> **EXERCISE INSTRUCTIONS**:
Please give the data again exactly, with no line dropped.

(Website and app data records)

--- --- ---

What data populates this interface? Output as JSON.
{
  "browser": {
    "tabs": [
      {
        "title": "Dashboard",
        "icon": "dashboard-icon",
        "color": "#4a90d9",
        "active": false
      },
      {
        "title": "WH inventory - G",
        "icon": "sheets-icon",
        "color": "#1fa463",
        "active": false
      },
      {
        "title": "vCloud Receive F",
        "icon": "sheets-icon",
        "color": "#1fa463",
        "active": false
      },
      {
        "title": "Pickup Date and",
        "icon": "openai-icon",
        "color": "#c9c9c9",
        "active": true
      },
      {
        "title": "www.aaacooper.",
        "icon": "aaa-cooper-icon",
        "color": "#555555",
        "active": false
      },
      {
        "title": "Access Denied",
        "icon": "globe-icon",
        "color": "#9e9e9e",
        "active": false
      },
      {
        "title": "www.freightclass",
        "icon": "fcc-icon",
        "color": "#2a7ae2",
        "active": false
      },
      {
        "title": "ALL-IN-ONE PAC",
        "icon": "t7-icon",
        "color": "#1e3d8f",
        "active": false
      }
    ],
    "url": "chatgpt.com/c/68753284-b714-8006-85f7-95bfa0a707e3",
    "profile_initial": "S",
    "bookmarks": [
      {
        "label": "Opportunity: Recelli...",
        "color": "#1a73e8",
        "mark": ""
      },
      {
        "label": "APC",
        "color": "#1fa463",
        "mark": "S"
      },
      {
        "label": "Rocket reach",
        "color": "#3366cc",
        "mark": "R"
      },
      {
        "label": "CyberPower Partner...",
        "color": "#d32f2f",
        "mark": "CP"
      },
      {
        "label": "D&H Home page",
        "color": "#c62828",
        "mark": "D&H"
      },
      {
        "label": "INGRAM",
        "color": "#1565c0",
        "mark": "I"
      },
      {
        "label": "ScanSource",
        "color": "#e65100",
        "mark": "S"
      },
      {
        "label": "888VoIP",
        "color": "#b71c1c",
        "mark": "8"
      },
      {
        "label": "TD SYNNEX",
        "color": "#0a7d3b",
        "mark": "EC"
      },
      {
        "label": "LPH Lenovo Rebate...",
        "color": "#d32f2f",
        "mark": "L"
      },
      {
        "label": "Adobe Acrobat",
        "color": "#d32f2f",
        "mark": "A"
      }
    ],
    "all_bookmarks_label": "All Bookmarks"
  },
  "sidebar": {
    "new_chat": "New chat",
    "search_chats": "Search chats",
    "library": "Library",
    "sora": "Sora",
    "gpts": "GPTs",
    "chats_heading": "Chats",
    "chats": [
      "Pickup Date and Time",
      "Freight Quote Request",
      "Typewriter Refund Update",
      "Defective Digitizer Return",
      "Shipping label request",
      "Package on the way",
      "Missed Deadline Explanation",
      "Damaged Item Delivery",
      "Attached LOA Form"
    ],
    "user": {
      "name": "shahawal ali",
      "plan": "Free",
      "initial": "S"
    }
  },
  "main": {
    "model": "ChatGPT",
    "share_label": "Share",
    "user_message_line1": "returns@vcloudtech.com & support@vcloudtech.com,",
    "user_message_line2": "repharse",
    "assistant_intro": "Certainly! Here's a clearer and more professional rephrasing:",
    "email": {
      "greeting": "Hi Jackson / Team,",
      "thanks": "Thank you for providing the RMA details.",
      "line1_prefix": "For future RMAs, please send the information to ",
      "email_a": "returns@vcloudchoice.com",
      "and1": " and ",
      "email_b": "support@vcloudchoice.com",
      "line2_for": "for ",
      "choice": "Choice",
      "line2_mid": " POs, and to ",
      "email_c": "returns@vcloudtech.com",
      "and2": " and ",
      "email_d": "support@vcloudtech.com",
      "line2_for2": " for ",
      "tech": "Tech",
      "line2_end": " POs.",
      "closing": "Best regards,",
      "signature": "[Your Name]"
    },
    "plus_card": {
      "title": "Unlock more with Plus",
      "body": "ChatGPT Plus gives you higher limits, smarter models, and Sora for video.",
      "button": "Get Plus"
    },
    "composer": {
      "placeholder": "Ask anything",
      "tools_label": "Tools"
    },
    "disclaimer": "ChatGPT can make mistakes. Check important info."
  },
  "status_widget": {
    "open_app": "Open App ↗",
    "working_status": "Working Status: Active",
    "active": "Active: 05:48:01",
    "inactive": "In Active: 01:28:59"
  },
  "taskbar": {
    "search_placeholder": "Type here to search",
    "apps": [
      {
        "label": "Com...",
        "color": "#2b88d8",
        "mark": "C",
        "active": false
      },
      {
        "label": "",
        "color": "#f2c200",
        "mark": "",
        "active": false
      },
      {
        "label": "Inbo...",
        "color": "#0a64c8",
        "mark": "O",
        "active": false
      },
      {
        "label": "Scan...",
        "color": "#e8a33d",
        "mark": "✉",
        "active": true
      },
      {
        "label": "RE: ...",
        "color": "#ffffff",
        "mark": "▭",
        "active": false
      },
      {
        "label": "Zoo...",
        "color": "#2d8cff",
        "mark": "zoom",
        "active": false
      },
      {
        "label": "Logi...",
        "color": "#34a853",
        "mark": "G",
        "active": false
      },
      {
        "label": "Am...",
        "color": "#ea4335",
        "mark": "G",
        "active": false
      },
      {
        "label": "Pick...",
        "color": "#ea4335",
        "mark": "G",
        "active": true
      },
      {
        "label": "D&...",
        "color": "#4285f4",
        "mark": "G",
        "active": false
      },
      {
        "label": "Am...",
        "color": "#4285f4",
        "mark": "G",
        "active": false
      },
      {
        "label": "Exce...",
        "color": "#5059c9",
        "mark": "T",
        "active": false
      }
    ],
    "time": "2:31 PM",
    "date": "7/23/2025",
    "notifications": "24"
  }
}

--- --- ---

> **YOUR RESPONSE**:
What data populates this interface? Output as JSON.
{
  "browser": {
    "tabs": [
      {
        "title": "Dashboard",
        "icon": "dashboard-icon",
        "color": "#4a90d9",
        "active": false
      },
      {
        "title": "WH inventory - G",
        "icon": "sheets-icon",
        "color": "#1fa463",
        "active": false
      },
      {
        "title": "vCloud Receive F",
        "icon": "sheets-icon",
        "color": "#1fa463",
        "active": false
      },
      {
        "title": "Pickup Date and",
        "icon": "openai-icon",
        "color": "#c9c9c9",
        "active": true
      },
      {
        "title": "www.aaacooper.",
        "icon": "aaa-cooper-icon",
        "color": "#555555",
        "active": false
      },
      {
        "title": "Access Denied",
        "icon": "globe-icon",
        "color": "#9e9e9e",
        "active": false
      },
      {
        "title": "www.freightclass",
        "icon": "fcc-icon",
        "color": "#2a7ae2",
        "active": false
      },
      {
        "title": "ALL-IN-ONE PAC",
        "icon": "t7-icon",
        "color": "#1e3d8f",
        "active": false
      }
    ],
    "url": "chatgpt.com/c/68753284-b714-8006-85f7-95bfa0a707e3",
    "profile_initial": "S",
    "bookmarks": [
      {
        "label": "Opportunity: Recelli...",
        "color": "#1a73e8",
        "mark": ""
      },
      {
        "label": "APC",
        "color": "#1fa463",
        "mark": "S"
      },
      {
        "label": "Rocket reach",
        "color": "#3366cc",
        "mark": "R"
      },
      {
        "label": "CyberPower Partner...",
        "color": "#d32f2f",
        "mark": "CP"
      },
      {
        "label": "D&H Home page",
        "color": "#c62828",
        "mark": "D&H"
      },
      {
        "label": "INGRAM",
        "color": "#1565c0",
        "mark": "I"
      },
      {
        "label": "ScanSource",
        "color": "#e65100",
        "mark": "S"
      },
      {
        "label": "888VoIP",
        "color": "#b71c1c",
        "mark": "8"
      },
      {
        "label": "TD SYNNEX",
        "color": "#0a7d3b",
        "mark": "EC"
      },
      {
        "label": "LPH Lenovo Rebate...",
        "color": "#d32f2f",
        "mark": "L"
      },
      {
        "label": "Adobe Acrobat",
        "color": "#d32f2f",
        "mark": "A"
      }
    ],
    "all_bookmarks_label": "All Bookmarks"
  },
  "sidebar": {
    "new_chat": "New chat",
    "search_chats": "Search chats",
    "library": "Library",
    "sora": "Sora",
    "gpts": "GPTs",
    "chats_heading": "Chats",
    "chats": [
      "Pickup Date and Time",
      "Freight Quote Request",
      "Typewriter Refund Update",
      "Defective Digitizer Return",
      "Shipping label request",
      "Package on the way",
      "Missed Deadline Explanation",
      "Damaged Item Delivery",
      "Attached LOA Form"
    ],
    "user": {
      "name": "shahawal ali",
      "plan": "Free",
      "initial": "S"
    }
  },
  "main": {
    "model": "ChatGPT",
    "share_label": "Share",
    "user_message_line1": "returns@vcloudtech.com & support@vcloudtech.com,",
    "user_message_line2": "repharse",
    "assistant_intro": "Certainly! Here's a clearer and more professional rephrasing:",
    "email": {
      "greeting": "Hi Jackson / Team,",
      "thanks": "Thank you for providing the RMA details.",
      "line1_prefix": "For future RMAs, please send the information to ",
      "email_a": "returns@vcloudchoice.com",
      "and1": " and ",
      "email_b": "support@vcloudchoice.com",
      "line2_for": "for ",
      "choice": "Choice",
      "line2_mid": " POs, and to ",
      "email_c": "returns@vcloudtech.com",
      "and2": " and ",
      "email_d": "support@vcloudtech.com",
      "line2_for2": " for ",
      "tech": "Tech",
      "line2_end": " POs.",
      "closing": "Best regards,",
      "signature": "[Your Name]"
    },
    "plus_card": {
      "title": "Unlock more with Plus",
      "body": "ChatGPT Plus gives you higher limits, smarter models, and Sora for video.",
      "button": "Get Plus"
    },
    "composer": {
      "placeholder": "Ask anything",
      "tools_label": "Tools"
    },
    "disclaimer": "ChatGPT can make mistakes. Check important info."
  },
  "status_widget": {
    "open_app": "Open App ↗",
    "working_status": "Working Status: Active",
    "active": "Active: 05:48:01",
    "inactive": "In Active: 01:28:59"
  },
  "taskbar": {
    "search_placeholder": "Type here to search",
    "apps": [
      {
        "label": "Com...",
        "color": "#2b88d8",
        "mark": "C",
        "active": false
      },
      {
        "label": "",
        "color": "#f2c200",
        "mark": "",
        "active": false
      },
      {
        "label": "Inbo...",
        "color": "#0a64c8",
        "mark": "O",
        "active": false
      },
      {
        "label": "Scan...",
        "color": "#e8a33d",
        "mark": "✉",
        "active": true
      },
      {
        "label": "RE: ...",
        "color": "#ffffff",
        "mark": "▭",
        "active": false
      },
      {
        "label": "Zoo...",
        "color": "#2d8cff",
        "mark": "zoom",
        "active": false
      },
      {
        "label": "Logi...",
        "color": "#34a853",
        "mark": "G",
        "active": false
      },
      {
        "label": "Am...",
        "color": "#ea4335",
        "mark": "G",
        "active": false
      },
      {
        "label": "Pick...",
        "color": "#ea4335",
        "mark": "G",
        "active": true
      },
      {
        "label": "D&...",
        "color": "#4285f4",
        "mark": "G",
        "active": false
      },
      {
        "label": "Am...",
        "color": "#4285f4",
        "mark": "G",
        "active": false
      },
      {
        "label": "Exce...",
        "color": "#5059c9",
        "mark": "T",
        "active": false
      }
    ],
    "time": "2:31 PM",
    "date": "7/23/2025",
    "notifications": "24"
  }
}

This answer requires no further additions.